**Task goal**
With nothing left out, repeat every entry exactly.

**Available data**
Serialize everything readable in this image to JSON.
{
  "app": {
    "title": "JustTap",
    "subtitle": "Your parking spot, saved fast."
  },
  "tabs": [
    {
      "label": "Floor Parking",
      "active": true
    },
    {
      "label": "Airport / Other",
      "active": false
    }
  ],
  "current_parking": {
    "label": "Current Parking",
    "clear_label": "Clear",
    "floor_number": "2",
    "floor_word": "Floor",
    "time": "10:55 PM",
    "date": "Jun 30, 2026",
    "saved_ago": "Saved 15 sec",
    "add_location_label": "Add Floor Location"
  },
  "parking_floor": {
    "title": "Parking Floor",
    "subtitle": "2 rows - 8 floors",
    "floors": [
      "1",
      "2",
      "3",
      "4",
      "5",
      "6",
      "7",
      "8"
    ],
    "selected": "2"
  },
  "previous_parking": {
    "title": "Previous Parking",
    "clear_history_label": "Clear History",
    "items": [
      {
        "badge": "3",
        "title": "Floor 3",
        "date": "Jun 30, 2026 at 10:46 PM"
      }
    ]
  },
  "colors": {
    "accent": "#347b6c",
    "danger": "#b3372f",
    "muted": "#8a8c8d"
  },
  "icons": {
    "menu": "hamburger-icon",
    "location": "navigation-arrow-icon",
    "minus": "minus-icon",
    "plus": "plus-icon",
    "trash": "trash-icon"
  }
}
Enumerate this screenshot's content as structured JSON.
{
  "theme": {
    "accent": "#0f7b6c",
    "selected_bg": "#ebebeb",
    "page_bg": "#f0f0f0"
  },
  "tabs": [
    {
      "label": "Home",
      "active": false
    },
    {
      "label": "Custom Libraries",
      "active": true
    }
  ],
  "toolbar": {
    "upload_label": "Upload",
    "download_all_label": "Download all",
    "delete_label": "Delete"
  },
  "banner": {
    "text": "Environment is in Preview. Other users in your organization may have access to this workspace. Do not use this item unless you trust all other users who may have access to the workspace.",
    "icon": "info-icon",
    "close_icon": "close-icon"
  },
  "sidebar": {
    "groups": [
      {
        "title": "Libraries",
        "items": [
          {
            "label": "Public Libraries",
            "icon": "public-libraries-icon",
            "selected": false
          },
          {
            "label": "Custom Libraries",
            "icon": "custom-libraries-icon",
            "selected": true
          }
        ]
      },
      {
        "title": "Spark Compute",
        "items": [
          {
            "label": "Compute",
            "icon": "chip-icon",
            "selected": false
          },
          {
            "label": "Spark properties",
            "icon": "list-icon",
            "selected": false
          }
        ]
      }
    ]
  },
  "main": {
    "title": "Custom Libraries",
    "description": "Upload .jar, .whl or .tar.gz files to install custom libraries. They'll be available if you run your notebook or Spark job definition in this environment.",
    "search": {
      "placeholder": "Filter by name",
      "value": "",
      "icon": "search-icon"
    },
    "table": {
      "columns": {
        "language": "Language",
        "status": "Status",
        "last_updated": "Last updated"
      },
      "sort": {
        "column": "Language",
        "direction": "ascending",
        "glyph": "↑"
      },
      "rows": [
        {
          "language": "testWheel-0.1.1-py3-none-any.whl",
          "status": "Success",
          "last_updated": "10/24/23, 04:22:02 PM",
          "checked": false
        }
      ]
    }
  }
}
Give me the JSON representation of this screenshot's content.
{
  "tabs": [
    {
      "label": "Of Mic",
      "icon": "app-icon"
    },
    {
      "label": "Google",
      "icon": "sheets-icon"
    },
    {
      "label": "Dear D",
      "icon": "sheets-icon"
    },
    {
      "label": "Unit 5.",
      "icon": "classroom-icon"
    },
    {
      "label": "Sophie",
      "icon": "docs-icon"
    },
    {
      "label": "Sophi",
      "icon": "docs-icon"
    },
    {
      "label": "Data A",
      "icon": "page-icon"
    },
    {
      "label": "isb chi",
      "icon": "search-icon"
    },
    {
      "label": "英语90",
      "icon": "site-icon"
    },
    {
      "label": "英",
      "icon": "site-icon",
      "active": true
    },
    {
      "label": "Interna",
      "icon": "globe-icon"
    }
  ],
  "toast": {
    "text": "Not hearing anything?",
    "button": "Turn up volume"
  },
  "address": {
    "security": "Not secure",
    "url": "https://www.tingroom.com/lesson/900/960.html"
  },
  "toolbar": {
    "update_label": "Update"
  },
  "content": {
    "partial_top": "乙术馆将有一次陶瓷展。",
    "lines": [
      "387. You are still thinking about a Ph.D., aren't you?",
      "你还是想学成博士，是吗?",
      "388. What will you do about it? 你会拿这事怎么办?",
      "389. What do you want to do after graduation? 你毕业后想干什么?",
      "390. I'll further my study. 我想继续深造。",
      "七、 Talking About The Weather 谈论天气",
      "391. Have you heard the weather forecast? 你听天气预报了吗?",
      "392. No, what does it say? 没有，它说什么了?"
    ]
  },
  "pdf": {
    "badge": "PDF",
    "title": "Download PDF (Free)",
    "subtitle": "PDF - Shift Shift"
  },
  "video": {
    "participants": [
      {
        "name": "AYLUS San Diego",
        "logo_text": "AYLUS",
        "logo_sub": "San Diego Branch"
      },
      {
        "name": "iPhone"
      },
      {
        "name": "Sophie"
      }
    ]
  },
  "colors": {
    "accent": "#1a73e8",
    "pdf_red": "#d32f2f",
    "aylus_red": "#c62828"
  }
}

**Result**
Serialize everything readable in this image to JSON.
{
  "app": {
    "title": "JustTap",
    "subtitle": "Your parking spot, saved fast."
  },
  "tabs": [
    {
      "label": "Floor Parking",
      "active": true
    },
    {
      "label": "Airport / Other",
      "active": false
    }
  ],
  "current_parking": {
    "label": "Current Parking",
    "clear_label": "Clear",
    "floor_number": "2",
    "floor_word": "Floor",
    "time": "10:55 PM",
    "date": "Jun 30, 2026",
    "saved_ago": "Saved 15 sec",
    "add_location_label": "Add Floor Location"
  },
  "parking_floor": {
    "title": "Parking Floor",
    "subtitle": "2 rows - 8 floors",
    "floors": [
      "1",
      "2",
      "3",
      "4",
      "5",
      "6",
      "7",
      "8"
    ],
    "selected": "2"
  },
  "previous_parking": {
    "title": "Previous Parking",
    "clear_history_label": "Clear History",
    "items": [
      {
        "badge": "3",
        "title": "Floor 3",
        "date": "Jun 30, 2026 at 10:46 PM"
      }
    ]
  },
  "colors": {
    "accent": "#347b6c",
    "danger": "#b3372f",
    "muted": "#8a8c8d"
  },
  "icons": {
    "menu": "hamburger-icon",
    "location": "navigation-arrow-icon",
    "minus": "minus-icon",
    "plus": "plus-icon",
    "trash": "trash-icon"
  }
}
Enumerate this screenshot's content as structured JSON.
{
  "theme": {
    "accent": "#0f7b6c",
    "selected_bg": "#ebebeb",
    "page_bg": "#f0f0f0"
  },
  "tabs": [
    {
      "label": "Home",
      "active": false
    },
    {
      "label": "Custom Libraries",
      "active": true
    }
  ],
  "toolbar": {
    "upload_label": "Upload",
    "download_all_label": "Download all",
    "delete_label": "Delete"
  },
  "banner": {
    "text": "Environment is in Preview. Other users in your organization may have access to this workspace. Do not use this item unless you trust all other users who may have access to the workspace.",
    "icon": "info-icon",
    "close_icon": "close-icon"
  },
  "sidebar": {
    "groups": [
      {
        "title": "Libraries",
        "items": [
          {
            "label": "Public Libraries",
            "icon": "public-libraries-icon",
            "selected": false
          },
          {
            "label": "Custom Libraries",
            "icon": "custom-libraries-icon",
            "selected": true
          }
        ]
      },
      {
        "title": "Spark Compute",
        "items": [
          {
            "label": "Compute",
            "icon": "chip-icon",
            "selected": false
          },
          {
            "label": "Spark properties",
            "icon": "list-icon",
            "selected": false
          }
        ]
      }
    ]
  },
  "main": {
    "title": "Custom Libraries",
    "description": "Upload .jar, .whl or .tar.gz files to install custom libraries. They'll be available if you run your notebook or Spark job definition in this environment.",
    "search": {
      "placeholder": "Filter by name",
      "value": "",
      "icon": "search-icon"
    },
    "table": {
      "columns": {
        "language": "Language",
        "status": "Status",
        "last_updated": "Last updated"
      },
      "sort": {
        "column": "Language",
        "direction": "ascending",
        "glyph": "↑"
      },
      "rows": [
        {
          "language": "testWheel-0.1.1-py3-none-any.whl",
          "status": "Success",
          "last_updated": "10/24/23, 04:22:02 PM",
          "checked": false
        }
      ]
    }
  }
}
Give me the JSON representation of this screenshot's content.
{
  "tabs": [
    {
      "label": "Of Mic",
      "icon": "app-icon"
    },
    {
      "label": "Google",
      "icon": "sheets-icon"
    },
    {
      "label": "Dear D",
      "icon": "sheets-icon"
    },
    {
      "label": "Unit 5.",
      "icon": "classroom-icon"
    },
    {
      "label": "Sophie",
      "icon": "docs-icon"
    },
    {
      "label": "Sophi",
      "icon": "docs-icon"
    },
    {
      "label": "Data A",
      "icon": "page-icon"
    },
    {
      "label": "isb chi",
      "icon": "search-icon"
    },
    {
      "label": "英语90",
      "icon": "site-icon"
    },
    {
      "label": "英",
      "icon": "site-icon",
      "active": true
    },
    {
      "label": "Interna",
      "icon": "globe-icon"
    }
  ],
  "toast": {
    "text": "Not hearing anything?",
    "button": "Turn up volume"
  },
  "address": {
    "security": "Not secure",
    "url": "https://www.tingroom.com/lesson/900/960.html"
  },
  "toolbar": {
    "update_label": "Update"
  },
  "content": {
    "partial_top": "乙术馆将有一次陶瓷展。",
    "lines": [
      "387. You are still thinking about a Ph.D., aren't you?",
      "你还是想学成博士，是吗?",
      "388. What will you do about it? 你会拿这事怎么办?",
      "389. What do you want to do after graduation? 你毕业后想干什么?",
      "390. I'll further my study. 我想继续深造。",
      "七、 Talking About The Weather 谈论天气",
      "391. Have you heard the weather forecast? 你听天气预报了吗?",
      "392. No, what does it say? 没有，它说什么了?"
    ]
  },
  "pdf": {
    "badge": "PDF",
    "title": "Download PDF (Free)",
    "subtitle": "PDF - Shift Shift"
  },
  "video": {
    "participants": [
      {
        "name": "AYLUS San Diego",
        "logo_text": "AYLUS",
        "logo_sub": "San Diego Branch"
      },
      {
        "name": "iPhone"
      },
      {
        "name": "Sophie"
      }
    ]
  },
  "colors": {
    "accent": "#1a73e8",
    "pdf_red": "#d32f2f",
    "aylus_red": "#c62828"
  }
}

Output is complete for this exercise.